Team champions were crowned at this weekend the 2019 NJCAA Division I Outdoor Track & Field Championships!
At the end of the three-day meet in Hobbs, New Mexico, the Cloud County (Kan.) men and the New Mexico JC women stood on top of their respective podiums at the Ross Black Field of Champions. It is the third outdoor national title in a row for the New Mexico JC women, while the Cloud County men celebrated their first outdoor national title in program history.
— CloudXC⚡TF (@CloudXCTF) May 19, 2019
NMJC Tbirds for win the team title at the 2019 NJCAA Division I Outdoor Track & Field Championships!
This is the third outdoor 🏆 in a row for New Mexico Junior College, with wins in 2017 & 2018 pic.twitter.com/rodhtSz6sV
— #FeelTheThunder (@NMJCTbirds) May 19, 2019
The drama was palpable throughout the day Saturday as both team races came down to the wire.
Through 18 events, the Thunderbirds led the race for the men’s team title by two points and the race for the women’s team title by 2.75 points. If you’re curious, both Cloud County and New Mexico JC have “Thunderbirds” as their nickname.
The 19th scored event – the 400 Meter Hurdles – swung the pendulum further in favor of New Mexico JC, but away from Cloud County. New Mexico JC scored nine points in that event to push its advantage to 11.75 over Barton (Kan.) CC, while Cloud County could only watch as Kenroy Williams handed the Barton County men 10 points and a 78-72 lead.
New Mexico JC all but iced its third consecutive title in the 200. That’s where Raheema Westfall and Monique Grant countered the Barton County duo of T’Nia Riley and Christal Mosley. Westfall and Grant combined for eight points compared to Riley and Mosley’s nine, which gave the Thunderbirds an insurmountable lead going into the 4×400.
Cloud County received clutch performances of its own from Dennis Kiptoo and Kwanele Mthembu in the 5000. Kiptoo finished runner-up, while Mthembu held strong for fourth, giving their squad 13 big points and an all-important five-point lead over Barton County.
Just like that, it all came down to the 4×400.
Since Cloud County didn’t have a 4×400 relay team entered, Barton County could win the men’s team title if it finished third or better in the final event of the meet or share the team title if it finished fourth. That’s a position the Cougars probably wanted to be in if its presented itself as they had the top-ranked 4×400 relay team in the nation.

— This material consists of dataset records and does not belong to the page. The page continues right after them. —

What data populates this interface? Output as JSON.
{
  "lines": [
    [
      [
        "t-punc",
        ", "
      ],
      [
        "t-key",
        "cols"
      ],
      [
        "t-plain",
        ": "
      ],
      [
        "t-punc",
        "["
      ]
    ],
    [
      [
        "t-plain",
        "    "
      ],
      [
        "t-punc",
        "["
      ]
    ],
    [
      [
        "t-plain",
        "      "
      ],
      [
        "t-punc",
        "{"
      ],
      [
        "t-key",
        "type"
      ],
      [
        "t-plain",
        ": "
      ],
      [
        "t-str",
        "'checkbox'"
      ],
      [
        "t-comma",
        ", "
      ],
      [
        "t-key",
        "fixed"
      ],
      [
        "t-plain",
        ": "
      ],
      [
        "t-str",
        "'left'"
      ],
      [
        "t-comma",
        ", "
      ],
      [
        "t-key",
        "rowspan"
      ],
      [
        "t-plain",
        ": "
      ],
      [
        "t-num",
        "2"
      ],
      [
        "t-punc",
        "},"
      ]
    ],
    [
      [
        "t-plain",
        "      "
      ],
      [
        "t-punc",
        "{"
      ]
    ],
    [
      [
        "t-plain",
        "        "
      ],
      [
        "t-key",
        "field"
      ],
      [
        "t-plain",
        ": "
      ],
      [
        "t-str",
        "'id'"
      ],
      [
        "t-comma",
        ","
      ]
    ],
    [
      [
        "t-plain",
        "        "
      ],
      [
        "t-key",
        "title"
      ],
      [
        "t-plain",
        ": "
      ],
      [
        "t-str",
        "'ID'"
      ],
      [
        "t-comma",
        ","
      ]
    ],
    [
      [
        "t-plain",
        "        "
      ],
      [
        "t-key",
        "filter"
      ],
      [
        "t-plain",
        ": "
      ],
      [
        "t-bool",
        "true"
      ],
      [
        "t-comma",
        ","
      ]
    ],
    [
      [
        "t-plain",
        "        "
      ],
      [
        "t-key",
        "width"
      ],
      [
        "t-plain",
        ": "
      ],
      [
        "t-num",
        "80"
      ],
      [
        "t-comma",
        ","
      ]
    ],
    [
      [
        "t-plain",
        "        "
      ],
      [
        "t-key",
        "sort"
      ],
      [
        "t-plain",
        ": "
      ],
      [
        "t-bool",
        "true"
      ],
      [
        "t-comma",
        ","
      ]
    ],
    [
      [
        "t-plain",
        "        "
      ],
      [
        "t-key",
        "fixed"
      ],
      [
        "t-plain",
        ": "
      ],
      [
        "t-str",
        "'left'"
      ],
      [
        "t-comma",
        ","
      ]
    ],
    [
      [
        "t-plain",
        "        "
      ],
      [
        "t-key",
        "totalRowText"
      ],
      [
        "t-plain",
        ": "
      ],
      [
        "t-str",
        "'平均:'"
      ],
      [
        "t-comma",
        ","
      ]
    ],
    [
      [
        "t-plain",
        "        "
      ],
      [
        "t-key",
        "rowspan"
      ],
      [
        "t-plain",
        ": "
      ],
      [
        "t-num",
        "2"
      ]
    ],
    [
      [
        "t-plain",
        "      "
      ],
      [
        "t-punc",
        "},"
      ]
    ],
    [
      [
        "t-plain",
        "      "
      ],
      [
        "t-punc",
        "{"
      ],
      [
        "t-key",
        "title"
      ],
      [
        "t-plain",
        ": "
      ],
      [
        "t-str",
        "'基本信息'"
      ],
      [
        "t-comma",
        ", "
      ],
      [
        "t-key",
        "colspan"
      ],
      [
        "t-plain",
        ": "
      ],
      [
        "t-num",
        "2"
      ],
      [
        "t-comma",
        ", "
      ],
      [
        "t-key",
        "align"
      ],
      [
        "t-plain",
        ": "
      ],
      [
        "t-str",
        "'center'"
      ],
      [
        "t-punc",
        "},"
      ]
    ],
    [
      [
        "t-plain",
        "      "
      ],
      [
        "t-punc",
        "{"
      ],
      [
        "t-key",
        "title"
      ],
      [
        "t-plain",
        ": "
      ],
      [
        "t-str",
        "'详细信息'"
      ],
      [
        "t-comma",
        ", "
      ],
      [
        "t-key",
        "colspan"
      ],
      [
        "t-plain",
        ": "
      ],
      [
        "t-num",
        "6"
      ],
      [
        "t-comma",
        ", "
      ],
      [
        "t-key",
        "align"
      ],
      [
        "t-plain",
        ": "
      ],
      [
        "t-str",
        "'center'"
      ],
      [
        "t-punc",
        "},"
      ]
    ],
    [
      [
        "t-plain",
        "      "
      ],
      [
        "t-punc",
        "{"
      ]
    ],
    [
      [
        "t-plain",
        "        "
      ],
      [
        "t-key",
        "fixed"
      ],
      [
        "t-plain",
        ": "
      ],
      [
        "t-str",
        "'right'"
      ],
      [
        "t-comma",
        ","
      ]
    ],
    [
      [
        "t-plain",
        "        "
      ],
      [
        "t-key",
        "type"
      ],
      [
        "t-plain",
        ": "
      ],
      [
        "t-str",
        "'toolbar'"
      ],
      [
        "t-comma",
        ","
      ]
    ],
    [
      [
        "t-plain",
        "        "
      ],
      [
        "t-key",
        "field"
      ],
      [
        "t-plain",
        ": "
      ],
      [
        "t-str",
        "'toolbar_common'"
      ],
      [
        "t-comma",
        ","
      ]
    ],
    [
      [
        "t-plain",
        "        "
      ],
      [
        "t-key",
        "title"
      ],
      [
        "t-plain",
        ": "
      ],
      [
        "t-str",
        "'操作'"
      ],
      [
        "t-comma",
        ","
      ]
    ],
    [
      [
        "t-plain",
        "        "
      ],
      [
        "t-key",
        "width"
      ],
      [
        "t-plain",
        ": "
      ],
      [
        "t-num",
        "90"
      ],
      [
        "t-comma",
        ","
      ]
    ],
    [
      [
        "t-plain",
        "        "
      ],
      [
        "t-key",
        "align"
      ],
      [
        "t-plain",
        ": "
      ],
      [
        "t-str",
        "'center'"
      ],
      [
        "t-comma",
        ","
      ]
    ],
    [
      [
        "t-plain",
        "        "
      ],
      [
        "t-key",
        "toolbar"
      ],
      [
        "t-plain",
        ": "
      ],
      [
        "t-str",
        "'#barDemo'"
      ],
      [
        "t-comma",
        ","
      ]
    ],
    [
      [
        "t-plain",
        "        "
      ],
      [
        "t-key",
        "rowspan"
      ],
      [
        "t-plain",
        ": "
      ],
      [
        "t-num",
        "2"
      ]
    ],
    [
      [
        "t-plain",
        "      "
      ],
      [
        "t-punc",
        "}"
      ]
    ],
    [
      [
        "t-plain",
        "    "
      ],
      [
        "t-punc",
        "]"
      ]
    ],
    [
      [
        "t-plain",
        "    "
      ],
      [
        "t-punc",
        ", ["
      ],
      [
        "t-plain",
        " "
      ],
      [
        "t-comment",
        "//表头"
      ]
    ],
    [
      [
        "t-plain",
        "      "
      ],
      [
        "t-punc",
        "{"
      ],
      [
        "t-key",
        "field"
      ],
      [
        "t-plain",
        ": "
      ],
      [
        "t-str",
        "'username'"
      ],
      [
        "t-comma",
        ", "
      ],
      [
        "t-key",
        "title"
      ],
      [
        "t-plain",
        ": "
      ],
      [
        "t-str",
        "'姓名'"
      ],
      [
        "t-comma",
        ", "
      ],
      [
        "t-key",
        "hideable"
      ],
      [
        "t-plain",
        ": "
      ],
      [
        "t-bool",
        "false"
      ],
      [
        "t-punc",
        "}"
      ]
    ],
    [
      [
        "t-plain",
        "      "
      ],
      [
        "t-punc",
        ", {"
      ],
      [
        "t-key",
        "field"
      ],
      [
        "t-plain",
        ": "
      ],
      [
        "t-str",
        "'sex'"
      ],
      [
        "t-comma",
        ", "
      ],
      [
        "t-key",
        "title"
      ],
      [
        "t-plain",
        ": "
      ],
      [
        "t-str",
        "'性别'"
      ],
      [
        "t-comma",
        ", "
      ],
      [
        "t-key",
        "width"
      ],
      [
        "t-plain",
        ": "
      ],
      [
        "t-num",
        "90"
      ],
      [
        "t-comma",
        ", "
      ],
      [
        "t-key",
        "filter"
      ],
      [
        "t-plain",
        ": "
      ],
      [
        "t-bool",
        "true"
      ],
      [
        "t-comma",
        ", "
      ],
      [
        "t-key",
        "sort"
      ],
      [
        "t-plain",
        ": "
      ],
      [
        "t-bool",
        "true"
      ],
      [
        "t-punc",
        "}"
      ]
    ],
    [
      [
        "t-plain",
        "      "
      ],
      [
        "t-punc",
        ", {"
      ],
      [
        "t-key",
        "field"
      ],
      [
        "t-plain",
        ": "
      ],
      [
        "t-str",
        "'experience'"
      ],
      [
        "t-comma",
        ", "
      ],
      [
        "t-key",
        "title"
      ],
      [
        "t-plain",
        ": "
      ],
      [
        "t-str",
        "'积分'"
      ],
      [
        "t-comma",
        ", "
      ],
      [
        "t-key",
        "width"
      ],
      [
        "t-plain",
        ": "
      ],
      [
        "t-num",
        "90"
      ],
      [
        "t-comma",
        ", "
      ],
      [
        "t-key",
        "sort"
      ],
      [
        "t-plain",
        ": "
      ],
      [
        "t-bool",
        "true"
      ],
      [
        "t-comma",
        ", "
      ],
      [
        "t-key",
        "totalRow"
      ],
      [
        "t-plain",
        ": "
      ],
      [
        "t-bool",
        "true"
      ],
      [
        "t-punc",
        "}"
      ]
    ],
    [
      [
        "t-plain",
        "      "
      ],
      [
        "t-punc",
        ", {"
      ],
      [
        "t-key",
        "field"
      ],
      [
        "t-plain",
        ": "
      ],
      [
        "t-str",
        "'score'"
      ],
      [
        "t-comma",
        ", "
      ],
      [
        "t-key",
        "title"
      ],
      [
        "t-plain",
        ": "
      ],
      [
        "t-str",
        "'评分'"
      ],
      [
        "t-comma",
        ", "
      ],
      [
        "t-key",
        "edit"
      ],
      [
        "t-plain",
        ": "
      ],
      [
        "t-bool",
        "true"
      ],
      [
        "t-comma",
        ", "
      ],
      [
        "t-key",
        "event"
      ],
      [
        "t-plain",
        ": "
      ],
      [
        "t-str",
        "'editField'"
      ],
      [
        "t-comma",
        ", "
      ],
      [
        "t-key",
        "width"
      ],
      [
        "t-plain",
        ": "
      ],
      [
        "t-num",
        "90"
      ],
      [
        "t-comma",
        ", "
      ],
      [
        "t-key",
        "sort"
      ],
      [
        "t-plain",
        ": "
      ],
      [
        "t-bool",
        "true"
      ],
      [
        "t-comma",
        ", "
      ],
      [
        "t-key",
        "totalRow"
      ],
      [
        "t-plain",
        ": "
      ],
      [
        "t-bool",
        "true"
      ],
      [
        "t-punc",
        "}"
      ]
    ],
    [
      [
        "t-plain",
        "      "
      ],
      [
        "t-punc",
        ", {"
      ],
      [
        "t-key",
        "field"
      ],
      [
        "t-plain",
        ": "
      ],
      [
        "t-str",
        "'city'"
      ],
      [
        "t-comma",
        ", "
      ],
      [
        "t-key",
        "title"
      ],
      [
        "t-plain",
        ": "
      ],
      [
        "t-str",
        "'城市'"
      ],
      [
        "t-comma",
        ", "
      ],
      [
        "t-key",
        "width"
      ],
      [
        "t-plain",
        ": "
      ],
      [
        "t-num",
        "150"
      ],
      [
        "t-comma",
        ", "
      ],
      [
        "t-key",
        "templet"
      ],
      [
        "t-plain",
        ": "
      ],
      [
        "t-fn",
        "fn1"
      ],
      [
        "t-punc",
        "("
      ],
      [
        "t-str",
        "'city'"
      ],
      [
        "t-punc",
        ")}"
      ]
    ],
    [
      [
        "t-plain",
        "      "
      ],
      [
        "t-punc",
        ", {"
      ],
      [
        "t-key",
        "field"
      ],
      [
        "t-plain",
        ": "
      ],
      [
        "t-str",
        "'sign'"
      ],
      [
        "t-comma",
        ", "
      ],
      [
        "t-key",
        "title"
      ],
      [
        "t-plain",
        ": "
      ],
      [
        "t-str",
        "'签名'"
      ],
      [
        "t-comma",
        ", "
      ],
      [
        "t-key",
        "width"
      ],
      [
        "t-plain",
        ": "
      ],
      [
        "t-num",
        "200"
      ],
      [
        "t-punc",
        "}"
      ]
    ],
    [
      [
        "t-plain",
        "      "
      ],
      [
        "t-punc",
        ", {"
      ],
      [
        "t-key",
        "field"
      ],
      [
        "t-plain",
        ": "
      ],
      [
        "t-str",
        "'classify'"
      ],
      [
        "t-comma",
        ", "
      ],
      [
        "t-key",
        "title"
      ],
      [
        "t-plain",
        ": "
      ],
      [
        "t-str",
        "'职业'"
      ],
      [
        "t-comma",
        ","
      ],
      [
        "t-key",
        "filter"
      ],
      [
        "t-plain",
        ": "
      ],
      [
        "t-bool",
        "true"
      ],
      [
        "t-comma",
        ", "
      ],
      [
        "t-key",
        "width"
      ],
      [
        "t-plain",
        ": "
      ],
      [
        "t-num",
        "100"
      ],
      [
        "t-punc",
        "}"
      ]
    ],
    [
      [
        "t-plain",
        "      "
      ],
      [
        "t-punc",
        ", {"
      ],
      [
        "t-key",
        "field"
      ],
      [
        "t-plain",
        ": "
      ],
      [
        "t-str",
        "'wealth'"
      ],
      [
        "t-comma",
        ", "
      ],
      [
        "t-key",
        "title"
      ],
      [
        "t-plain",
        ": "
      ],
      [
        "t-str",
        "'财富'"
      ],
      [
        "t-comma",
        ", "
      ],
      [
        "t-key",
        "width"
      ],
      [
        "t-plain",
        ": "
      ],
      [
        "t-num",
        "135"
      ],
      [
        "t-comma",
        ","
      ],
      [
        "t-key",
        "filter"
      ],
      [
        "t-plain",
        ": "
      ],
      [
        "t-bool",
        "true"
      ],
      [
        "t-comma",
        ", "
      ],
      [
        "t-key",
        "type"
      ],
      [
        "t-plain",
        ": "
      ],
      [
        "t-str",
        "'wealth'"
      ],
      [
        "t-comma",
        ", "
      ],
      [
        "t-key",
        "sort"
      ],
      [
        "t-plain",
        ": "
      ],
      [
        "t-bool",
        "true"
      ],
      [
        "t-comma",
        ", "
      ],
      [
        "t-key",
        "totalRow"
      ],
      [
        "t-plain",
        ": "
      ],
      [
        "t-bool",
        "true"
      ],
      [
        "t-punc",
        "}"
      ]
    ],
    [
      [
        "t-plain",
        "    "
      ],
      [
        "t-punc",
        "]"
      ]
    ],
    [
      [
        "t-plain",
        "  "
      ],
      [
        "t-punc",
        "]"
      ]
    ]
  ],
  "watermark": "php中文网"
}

A false start by Barton County derailed any further suspense, deflating the Cougars and sending Cloud County to its first outdoor national title in program history.